After graduation I knew I wanted to be in Atlanta. Through PRSSA and my classes at Southern, I became obsessed with PR and digital trends. I attended Leadership Rally in Phoenix, National Conference in Orlando, multiple shadow days, PRSA GA’s Real World and spoke with PR professionals from diverse backgrounds. Finally after a few internships, I had my sights set on agency life.
With many decisions in my life, I have made choices based on where I felt a sense of community and belonging. I play volleyball because of the amazing people I meet on the court. I went to Southern for the small town culture. I joined my sorority because I saw personalities similar to my own at rush.
The same is true for PN. During PN’s Intern Open House, we had an opportunity to network with past interns and other employees, and I could hardly stop talking to each person. I knew after graduation I needed a challenging internship capable of providing a real-world education. I found that in the community of people at PN.
Some advice …
If you are still in school, take the time to figure out what you are passionate about. Then research a job that applies your passion. This next step is important: figure out what you need to do to enter that job market, and do it! I have plenty of friends who are waiting to pursue their passions, but I am lucky enough to do what I am passionate about every day. And let me tell you; it is worth it!
I have big dreams for my career. But to find out how the rest of my internship goes, you will have to keep reading. Happy blogging!
Photo from: http://www.sxc.hu/photo/1280072
By Amanda Coppock
In my time as an intern at Porter Novelli, one of the areas I came to love was media relations. While some enjoy this function of PR more than others, at one point or another it is a skill that we will all have to master. Like any skill, with media relations, practice makes perfect. Sure, at first it can seem like an overwhelming and daunting task, but once you begin establishing relationships with reporters, it becomes more comfortable.
Through my experience with media relations, I have developed a few key steps for writing pitches:
Developing a Tailored Pitch
1. Identify reporters and outlets that have covered similar stories in the past.
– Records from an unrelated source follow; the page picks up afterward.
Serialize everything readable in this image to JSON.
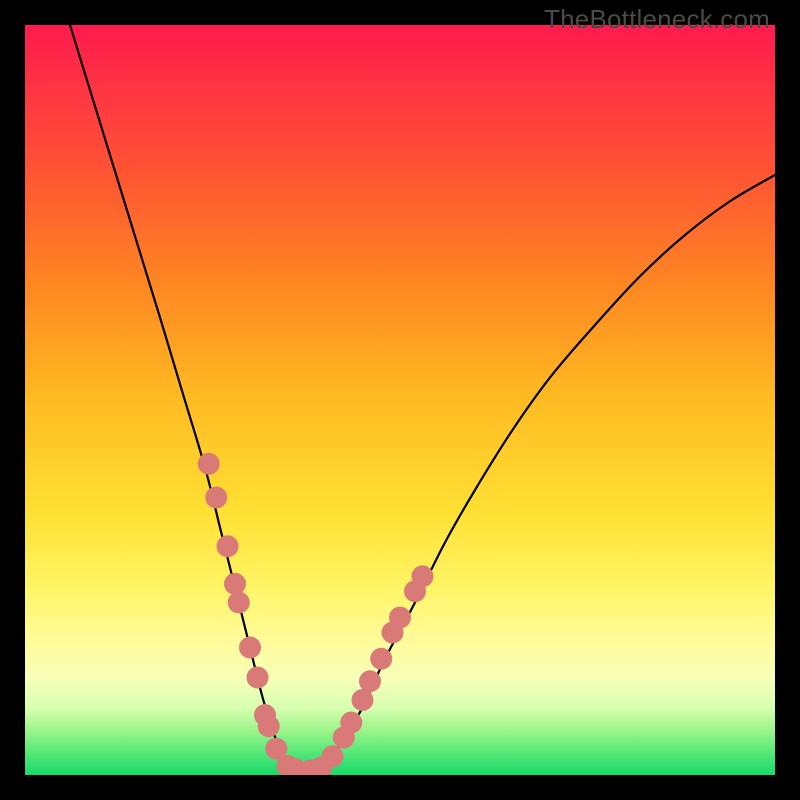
{
  "watermark": "TheBottleneck.com",
  "chart_data": {
    "type": "line",
    "title": "",
    "xlabel": "",
    "ylabel": "",
    "xlim": [
      0,
      100
    ],
    "ylim": [
      0,
      100
    ],
    "grid": false,
    "series": [
      {
        "name": "bottleneck-curve",
        "color": "#000000",
        "x": [
          6,
          10,
          14,
          18,
          21,
          24,
          26,
          28,
          30,
          31.5,
          33,
          34.5,
          36,
          38,
          40,
          42,
          45,
          48,
          52,
          56,
          60,
          65,
          70,
          76,
          82,
          88,
          94,
          100
        ],
        "values": [
          100,
          87,
          74,
          61,
          51,
          41,
          33,
          25,
          17,
          11,
          6,
          2.5,
          0.8,
          0.5,
          1.3,
          4,
          9,
          15.5,
          23,
          31,
          38,
          46,
          53,
          60,
          66.5,
          72,
          76.5,
          80
        ]
      }
    ],
    "markers": {
      "name": "highlight-dots",
      "color": "#d97a78",
      "radius_px": 11,
      "points_xy": [
        [
          24.5,
          41.5
        ],
        [
          25.5,
          37
        ],
        [
          27,
          30.5
        ],
        [
          28,
          25.5
        ],
        [
          28.5,
          23
        ],
        [
          30,
          17
        ],
        [
          31,
          13
        ],
        [
          32,
          8
        ],
        [
          32.5,
          6.5
        ],
        [
          33.5,
          3.5
        ],
        [
          35,
          1.2
        ],
        [
          36,
          0.8
        ],
        [
          38,
          0.6
        ],
        [
          39.5,
          1.0
        ],
        [
          41,
          2.5
        ],
        [
          42.5,
          5
        ],
        [
          43.5,
          7
        ],
        [
          45,
          10
        ],
        [
          46,
          12.5
        ],
        [
          47.5,
          15.5
        ],
        [
          49,
          19
        ],
        [
          50,
          21
        ],
        [
          52,
          24.5
        ],
        [
          53,
          26.5
        ]
      ]
    },
    "background_gradient": {
      "top": "#ff1a4d",
      "mid1": "#ffbb22",
      "mid2": "#fff566",
      "bottom": "#18d968"
    }
  }
}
2. Develop a pitch that is specific to the reporter, especially if they have covered a similar story in the past. If the reporter has covered a related story, call it out at the beginning of the pitch to let them know why your pitch is relevant to them.
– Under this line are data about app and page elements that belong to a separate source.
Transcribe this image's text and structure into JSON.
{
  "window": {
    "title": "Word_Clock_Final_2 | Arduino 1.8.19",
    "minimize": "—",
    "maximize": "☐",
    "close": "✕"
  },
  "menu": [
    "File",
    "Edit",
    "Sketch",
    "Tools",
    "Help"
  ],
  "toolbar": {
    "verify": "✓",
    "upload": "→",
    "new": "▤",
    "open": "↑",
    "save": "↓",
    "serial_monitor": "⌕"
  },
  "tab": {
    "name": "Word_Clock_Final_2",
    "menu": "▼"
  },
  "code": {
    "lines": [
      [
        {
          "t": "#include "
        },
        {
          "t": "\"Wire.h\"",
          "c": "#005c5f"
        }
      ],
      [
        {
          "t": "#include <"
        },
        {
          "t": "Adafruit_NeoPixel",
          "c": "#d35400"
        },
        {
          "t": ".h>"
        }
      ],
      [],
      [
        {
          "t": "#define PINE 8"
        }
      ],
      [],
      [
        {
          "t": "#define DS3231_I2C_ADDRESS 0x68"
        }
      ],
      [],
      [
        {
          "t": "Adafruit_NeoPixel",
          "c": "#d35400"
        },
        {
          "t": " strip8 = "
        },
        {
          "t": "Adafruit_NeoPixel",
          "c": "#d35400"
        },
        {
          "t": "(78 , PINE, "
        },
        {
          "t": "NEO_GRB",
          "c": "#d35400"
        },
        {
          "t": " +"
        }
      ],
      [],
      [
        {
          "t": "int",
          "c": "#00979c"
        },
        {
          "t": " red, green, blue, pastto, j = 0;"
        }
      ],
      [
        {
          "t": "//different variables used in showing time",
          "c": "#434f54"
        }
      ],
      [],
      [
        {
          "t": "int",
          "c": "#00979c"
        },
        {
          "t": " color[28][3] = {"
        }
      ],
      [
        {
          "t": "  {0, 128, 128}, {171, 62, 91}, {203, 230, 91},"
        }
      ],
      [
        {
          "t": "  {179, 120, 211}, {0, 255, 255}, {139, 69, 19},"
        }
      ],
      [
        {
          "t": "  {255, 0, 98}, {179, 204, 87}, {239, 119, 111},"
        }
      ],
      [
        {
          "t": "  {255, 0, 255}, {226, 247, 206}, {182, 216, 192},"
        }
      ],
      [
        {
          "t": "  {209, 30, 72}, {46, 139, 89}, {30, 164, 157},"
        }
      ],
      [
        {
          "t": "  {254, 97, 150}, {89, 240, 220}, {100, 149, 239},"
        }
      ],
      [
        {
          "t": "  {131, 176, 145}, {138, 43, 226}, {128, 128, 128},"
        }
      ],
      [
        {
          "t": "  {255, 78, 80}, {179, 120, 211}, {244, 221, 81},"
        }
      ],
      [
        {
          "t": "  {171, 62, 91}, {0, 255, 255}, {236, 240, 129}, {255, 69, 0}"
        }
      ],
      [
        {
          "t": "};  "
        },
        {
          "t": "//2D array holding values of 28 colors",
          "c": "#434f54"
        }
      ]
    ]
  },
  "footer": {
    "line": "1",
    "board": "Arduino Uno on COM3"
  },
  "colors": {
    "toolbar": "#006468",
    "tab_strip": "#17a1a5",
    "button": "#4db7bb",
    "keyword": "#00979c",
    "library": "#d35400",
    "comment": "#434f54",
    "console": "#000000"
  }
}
3. Identify the story idea from the beginning of the pitch – do not make them search for it by placing the information too far down in the pitch.
4. Make the pitch work for the reporter – let them know why it is relevant to their audience, what interview opportunities exist and how they can get more information.
Developing a General Pitch
1. Start with the story idea – let the reporter or editor know what you want them to do from the opening of the pitch.
2. Grab the reporter or editor from the beginning – use statistics, provide an interesting fact, make a local connection, etc.
3. Don’t forget the important stuff! – see number four above
The pitch is where you catch the reporter’s attention and make him interested in what you have to say. I find that the strongest pitches are those that are tailored to a reporter or outlet with an interest or recent coverage related to your topic. Sometimes, tailoring a pitch to a previous story may not be possible, so a general pitch will be the route you have to take. Either way, you have to hit the high points and grab the reporter’s interest.
Your internship is a time for you to gain a wide variety of experience, and pitching is likely to be a part of it. One of the reasons I was able to do a lot of media relations as an intern was because I expressed my interest. Don’t be afraid to let your manager know what you enjoy and to ask to do more in that area – you might just become an expert along the way!